The works of Washington Irving: The author's autograph edition
The Works of Washington Irving: The Autograph Edition [The Legend of Sleepy Hollow; Rip Van Winkle].
Item Number: 49090
New York: G.P. Putnam's Sons, 1895–97.
The Works of Washington Irving: The Author’s Autograph edition. Octavo, 40 volumes, bound in the original publisher’s three quarters morocco over marbled boards, gilt titles and tooling to the spine, top edge gilt, marbled endpapers, with one folding map and two folding charts. One of 500 sets, this set contains a page of original manuscript by Irving and an autograph note signed, both tipped in to volume one of The Alhambra. The manuscript leaf is page 216 of The Alhambra manuscript, with several deletions and corrections in ink. In the autograph note, signed “Washington Irving” and dated “Tuesday May 1,” the author regrets not being able to accept an invitation as he is dining with “Mr. Murray.” In near fine condition with light wear. A very nice set.
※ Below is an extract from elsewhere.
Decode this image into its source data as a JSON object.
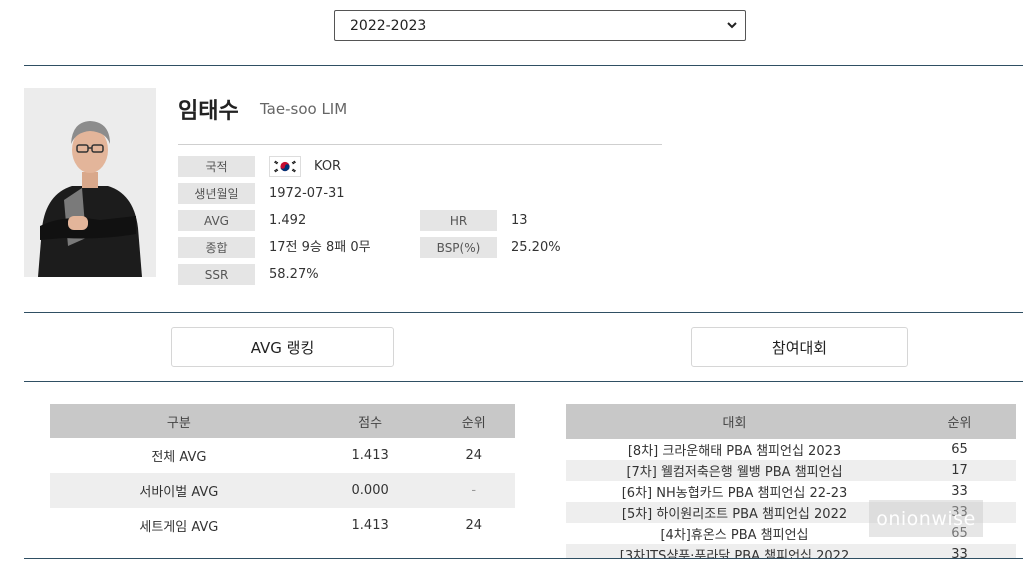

Washington Irving was a novelist, biographer, historian, and diplomat of the early 19th century. He is best known for his short stories "Rip Van Winkle" (1819) and "The Legend of Sleepy Hollow" (1820), both of which appear in his book The Sketch Book of Geoffrey Crayon, Gent. His historical works include biographies of George Washington, Oliver Goldsmith, and Muhammad, and several histories of 15th-century Spain dealing with subjects such as Christopher Columbus, the Moors and the Alhambra. Irving served as the U.S. ambassador to Spain from 1842 to 1846. Shortly after completing a biography of Christopher Columbus in 1828, Washington Irving traveled from Madrid, where he had been staying, to Granada, Spain. At first sight, he described it as "a most picturesque and beautiful city, situated in one of the loveliest landscapes that I have ever seen." Irving was preparing a book called A Chronicle of the Conquest of Granada, a history of the years 1478–1492, and was continuing his research on the topic. He immediately asked the then-governor of the historic Alhambra Palace as well as the archbishop of Granada for access to the palace, which was granted because of Irving's celebrity status. Aided by a 35-year-old guide named Mateo Ximenes, Irving was inspired by his experience to write Tales of the Alhambra. The book combines description, myth and narrations of real historical events, even up through the destruction of some of the palace's towers by the French under Count Sebastiani in 1812, and the further damage caused by an earthquake in 1821. Throughout his trip, Washington filled his notebooks and journals with descriptions and observations though he did not believe his writing would ever do it justice. He continued to publish regularly—and almost always successfully—throughout his life, and just eight months before his death (at age 76, in Tarrytown, New York), completed a five-volume biography of George Washington. Irving, along with James Fenimore Cooper, was among the first American writers to earn acclaim in Europe, and Irving encouraged American authors such as Nathaniel Hawthorne, Herman Melville, Henry Wadsworth Longfellow, and Edgar Allan Poe.